[cnn-photo-caption image=http://i2.cdn.turner.com/cnn/2008/images/11/04/art.biden.ap.jpg caption="Democratic vice-presidential candidate Sen. Joe Biden votes with his wife, Jill, and mother Jean, in Wilmington, Delaware."]
From CNN Producer Alexander Marquardt
CHICAGO (CNN) - Reporters traveling with Joe Biden Tuesday finally came face to face with the girl they had been hearing about in every single one of her grandfather's campaign speeches in the past two months: Finnegan Biden, the Delaware Senator's 10-year-old granddaughter who wants to be president and urged him to agree to be Barack Obama's running mate.
"I subscribe to anything Finnegan says, I have absolute confidence in my granddaughter," said Biden, who joined her in the press section of his campaign plane shortly after Finnegan wandered back and started answering reporters' questions.
"She's the one who pushed the hardest for me to be vice president, didn't you," Biden asked the blond-haired girl standing in the aisle of "Pop's" plane, surprised at all the attention being paid to her.
Why did she want her grandfather to get the nod?
"Well, first, it'd be really cool.
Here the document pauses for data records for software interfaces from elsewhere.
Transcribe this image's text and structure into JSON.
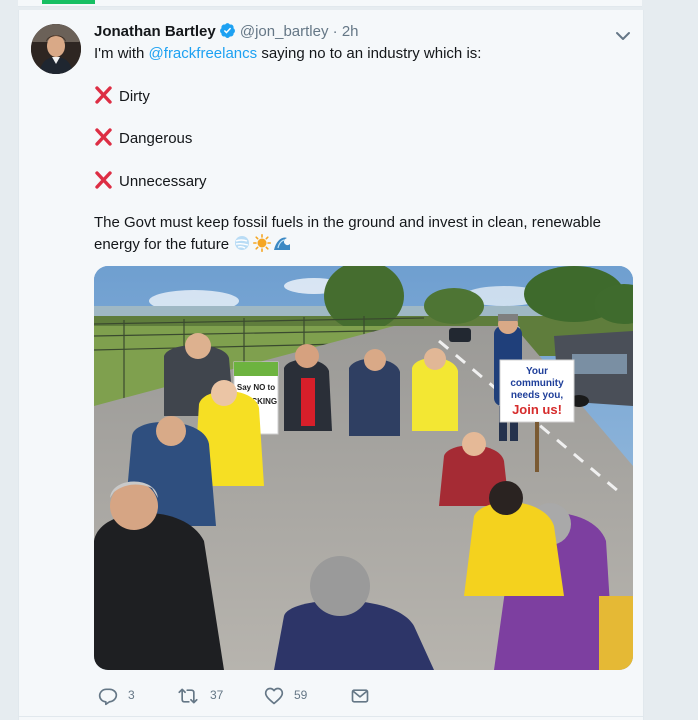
{
  "tweet": {
    "author_name": "Jonathan Bartley",
    "handle": "@jon_bartley",
    "separator": "·",
    "time": "2h",
    "intro_prefix": "I'm with ",
    "intro_mention": "@frackfreelancs",
    "intro_suffix": " saying no to an industry which is:",
    "items": [
      "Dirty",
      "Dangerous",
      "Unnecessary"
    ],
    "body_line1": "The Govt must keep fossil fuels in the ground and invest in clean, renewable",
    "body_line2": "energy for the future",
    "emoji_icons": [
      "wind-face-icon",
      "sun-icon",
      "wave-icon"
    ],
    "image": {
      "sign_left_line1": "Say NO to",
      "sign_left_line2": "FRACKING",
      "sign_right_line1": "Your",
      "sign_right_line2": "community",
      "sign_right_line3": "needs you,",
      "sign_right_line4": "Join us!"
    },
    "actions": {
      "reply_count": "3",
      "retweet_count": "37",
      "like_count": "59"
    }
  },
  "colors": {
    "accent_blue": "#1da1f2",
    "accent_green": "#17bf63",
    "cross_red": "#dd2e44",
    "text_dark": "#14171a",
    "text_muted": "#657786"
  }
}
And, he and Barack Obama will make a difference," she said.
That and the fact that the vice president's mansion in Washington is "a mile and five-tenths" from her house and has a pool.
The focus quickly turned to the vice presidential nominee who says that even if his ticket wins Tuesday night, his family life won't change much.
"If we were to win I don't know that it would change a lot. In the sense that, just being different locus I guess." The family - 36 members of which are with Biden today - is mostly split between Wilmington, Delaware, and Washington. Biden says those in Wilmington would simply have to make the short trip to DC.
When asked if his 91-year-old mother, who lives with him now, would make the move, Biden told CNN that she might. But he quickly reminded the press that he's superstitious and doesn't want to get ahead of himself.
"I really am superstitious. And we really have not talked about it. I mean everybody's thinking about it, but no one's, no one's talking about it," said Biden, adding that it's presumptuous to assume one knows what voters will do.
"I know it sounds silly but I really mean it," he continued. "If you notice, all the speeches you've heard me say you've never heard me say 'I believe the American people think.' Never presumed to think for the voters or the American people."
After voting in Wilmington Tuesday morning, Biden made a final campaign stop in Richmond, Virginia, where he greeted voters at a polling station. He then flew to Chicago where he will watch the returns come in with his large family at their hotel before joining Obama at their rally in Grant Park.
Notably absent is Beau Biden, Biden's eldest son who is about to be deployed to Iraq as a captain in Delaware's National Guard. He was told he could leave his training base in Texas to join his family, but turned it down to stay with his fellow soldiers.
"This kid is a different brand of kid," said Biden.
With all the questions about the future if he becomes Vice President, Biden says one thing is certain.
"Jill said, 'I'll make you a deal,'" said Biden of his wife. "'If you get the vice presidency and get elected, you can get a dog.'"